The thresholding tool simply applies a 3D threshold to the patient image. All pixels with values equal or above the selected threshold are labeled as part of the segmentation. You can change the threshold by either moving the slider of setting a certain value in the spinbox.

3D Threshold tool

3D Upper/Lower Threshold Tool

The Upper/Lower Thresholding tool works similar to the simple 3D threshold tool but allows you to define an upper and lower threshold. All pixels with values within this threshold interval will be labeled as part of the segmentation.

3D Upper/Lower Threshold tool

3D Otsu Tool

The 3D Otsu tool provides a more sophisticated thresholding algorithm. It allows you to define a number of regions. Based on the image histogram the pixels will then be divided into different regions. The more regions you define the longer the calculation will take. You can select afterwards which of these regions you want to confirm as segmentation.

3D Otsu tool

3D Fast Marching Tool

The 3D Fast Marching tool works similar to the 2D pendant but on the whole image. Depending on your image size the calculation might take some time. You can interactively set the parameters of the algorithm via the GUI. The resulting segmentation will be automatically updated.

3D Fast Marching tool

3D Region Growing Tool

The 3D Region Growing tool works similar to the 2D pendant. At the beginning you have to place a seedpoint and define a threshold interval. If you press Run Segmentation a preview is calculated. By moving the Adapt region growing slider you can interactively adapt the segmentation result.

3D Region Growing tool

3D Watershed Tool

This tool provides a watershed based segmentation algorithm. For a detailed explanation of the parameters level and threshold, please be referred to . Remark: The tool is (due to its implementation) faster if you use lower levels. So in doubt you should start with high levels (supposed to undersegment) and then lower the levels until you are happy.
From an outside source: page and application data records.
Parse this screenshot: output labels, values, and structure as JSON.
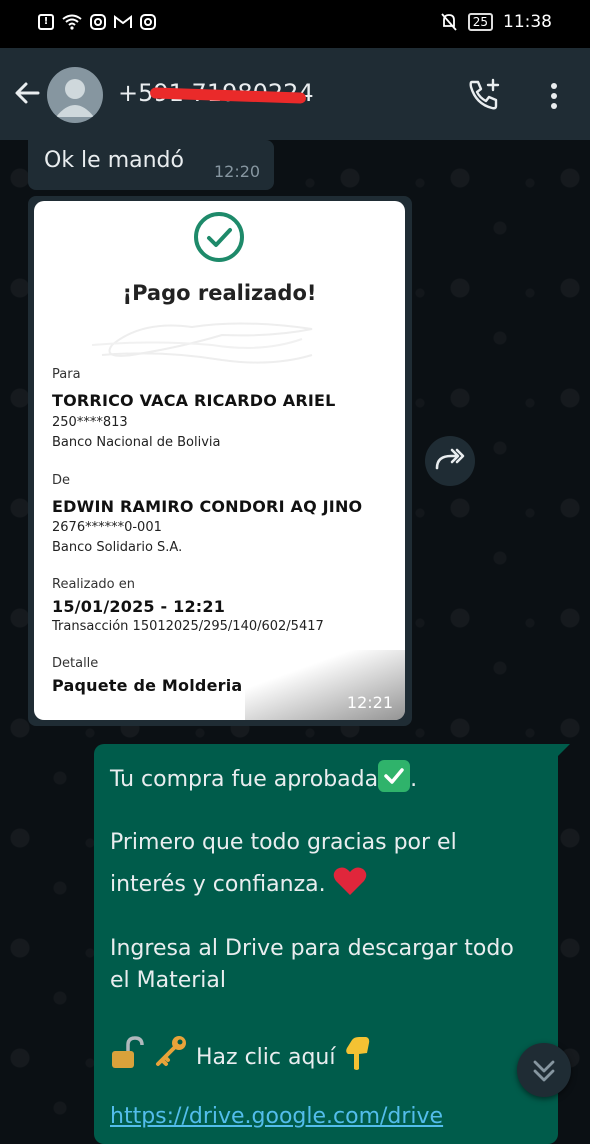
{
  "status_bar": {
    "time": "11:38",
    "battery": "25",
    "icons": [
      "alert-icon",
      "wifi-icon",
      "instagram-icon",
      "gmail-icon",
      "instagram-icon",
      "mute-icon"
    ]
  },
  "header": {
    "contact_name": "+591 71980224",
    "icons": [
      "back-arrow-icon",
      "avatar-icon",
      "add-call-icon",
      "more-vert-icon"
    ]
  },
  "messages": {
    "incoming_text": {
      "text": "Ok le mandó",
      "time": "12:20"
    },
    "image": {
      "time": "12:21",
      "receipt": {
        "title": "¡Pago realizado!",
        "para_label": "Para",
        "para_name": "TORRICO VACA RICARDO ARIEL",
        "para_account": "250****813",
        "para_bank": "Banco Nacional de Bolivia",
        "de_label": "De",
        "de_name": "EDWIN RAMIRO CONDORI AQ JINO",
        "de_account": "2676******0-001",
        "de_bank": "Banco Solidario S.A.",
        "realizado_label": "Realizado en",
        "realizado_date": "15/01/2025 - 12:21",
        "transaccion": "Transacción 15012025/295/140/602/5417",
        "detalle_label": "Detalle",
        "detalle_value": "Paquete de Molderia"
      }
    },
    "outgoing": {
      "line1": "Tu compra fue aprobada",
      "line1_end": ".",
      "line2": "Primero que todo gracias por el",
      "line3": "interés y confianza.",
      "line4": "Ingresa al Drive para descargar todo",
      "line5": "el Material",
      "line6": "Haz clic aquí",
      "link": "https://drive.google.com/drive"
    }
  },
  "colors": {
    "app_bar": "#1f2c34",
    "outgoing_bubble": "#005c4b",
    "incoming_bubble": "#1f2c34",
    "link": "#53bdeb",
    "check_green": "#1e8a6a"
  }
}
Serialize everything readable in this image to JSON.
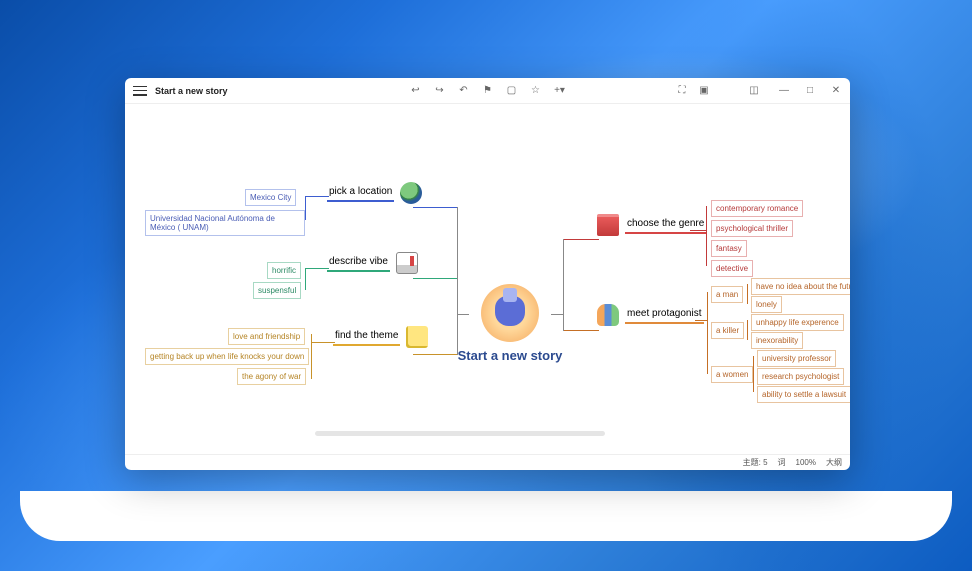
{
  "window": {
    "title": "Start a new story"
  },
  "mindmap": {
    "central": "Start a new story",
    "branches": {
      "location": {
        "label": "pick a location",
        "children": [
          "Mexico City",
          "Universidad Nacional Autónoma de México ( UNAM)"
        ]
      },
      "vibe": {
        "label": "describe vibe",
        "children": [
          "horrific",
          "suspensful"
        ]
      },
      "theme": {
        "label": "find the theme",
        "children": [
          "love and friendship",
          "getting back up when life knocks your down",
          "the agony of war"
        ]
      },
      "genre": {
        "label": "choose the genre",
        "children": [
          "contemporary romance",
          "psychological thriller",
          "fantasy",
          "detective"
        ]
      },
      "protagonist": {
        "label": "meet protagonist",
        "groups": [
          {
            "label": "a man",
            "children": [
              "have no idea about the future",
              "lonely"
            ]
          },
          {
            "label": "a killer",
            "children": [
              "unhappy life experence",
              "inexorability"
            ]
          },
          {
            "label": "a women",
            "children": [
              "university professor",
              "research psychologist",
              "ability to settle a lawsuit"
            ]
          }
        ]
      }
    }
  },
  "status": {
    "topic": "主题: 5",
    "words_icon": "词",
    "zoom": "100%",
    "outline": "大纲"
  }
}
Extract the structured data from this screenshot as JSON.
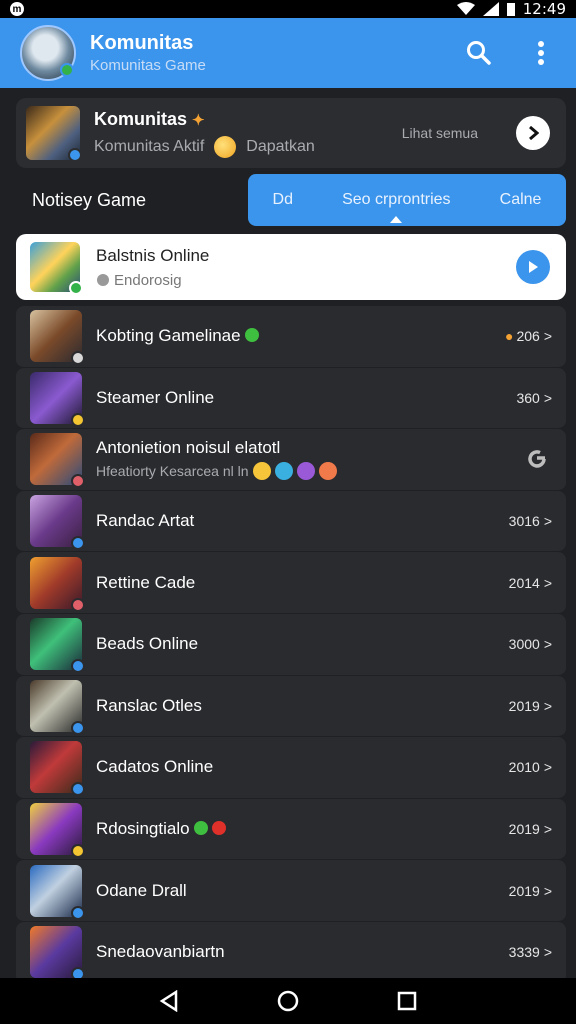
{
  "status": {
    "time": "12:49"
  },
  "header": {
    "title": "Komunitas",
    "subtitle": "Komunitas Game"
  },
  "featured": {
    "name": "Komunitas",
    "name_suffix": "✦",
    "desc_left": "Komunitas Aktif",
    "desc_right": "Dapatkan",
    "meta": "Lihat semua"
  },
  "tabs_row": {
    "label": "Notisey Game",
    "tabs": [
      "Dd",
      "Seo crprontries",
      "Calne"
    ]
  },
  "selected": {
    "name": "Balstnis Online",
    "sub": "Endorosig"
  },
  "games": [
    {
      "name": "Kobting Gamelinae",
      "count": "206"
    },
    {
      "name": "Steamer Online",
      "count": "360"
    },
    {
      "name": "Antonietion noisul elatotl",
      "sub": "Hfeatiorty Kesarcea nl ln"
    },
    {
      "name": "Randac Artat",
      "count": "3016"
    },
    {
      "name": "Rettine Cade",
      "count": "2014"
    },
    {
      "name": "Beads Online",
      "count": "3000"
    },
    {
      "name": "Ranslac Otles",
      "count": "2019"
    },
    {
      "name": "Cadatos Online",
      "count": "2010"
    },
    {
      "name": "Rdosingtialo",
      "count": "2019"
    },
    {
      "name": "Odane Drall",
      "count": "2019"
    },
    {
      "name": "Snedaovanbiartn",
      "count": "3339"
    }
  ],
  "colors": {
    "accent": "#3c95ec",
    "bg": "#1f2023",
    "card": "#2a2b2f"
  }
}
3D Watershed tool

Picking Tool

The Picking tool allows you to select islands within your segmentation. This is especially useful if e.g. a thresholding provided you with several areas within your image but you are just interested in one special region.

Picking tool

Additional things you can do with segmentations

Segmentations are never an end in themselves. Consequently, the segmentation view adds a couple of "post-processing" actions, accessible through the context-menu of the data manager.

Context menu items for segmentations.
  • Create polygon model applies the marching cubes algorithm to the segmentation. This polygon model can be used for visualization in 3D or other applications such as stereolithography (3D printing).
  • Create smoothed polygon model uses smoothing in addition to the marching cubes algorithm, which creates models that do not follow the exact outlines of the segmentation, but look smoother.
  • Autocrop can save memory. Manual segmentations have the same extent as the patient image, even if the segmentation comprises only a small sub-volume. This invisible and meaningless margin is removed by autocropping.

Segmentation of 3D+t images

For segmentation of 3D+t images, some tools give you the option to choose between creating dynamic and static masks.

  • Dynamic masks can be created on each time frame individually.
  • Static masks will be defined on one time frame and will be the same for all other time frames.

In general, segmentation is applied on the time frame that is selected when execution is performed. If you alter the time frame, the segmentation preview is adapted.

Technical Information for Developers

For technical specifications see Technical design of QmitkSegmentation and for information on the extensions of the tools system How to extend the Segmentation view with external tools .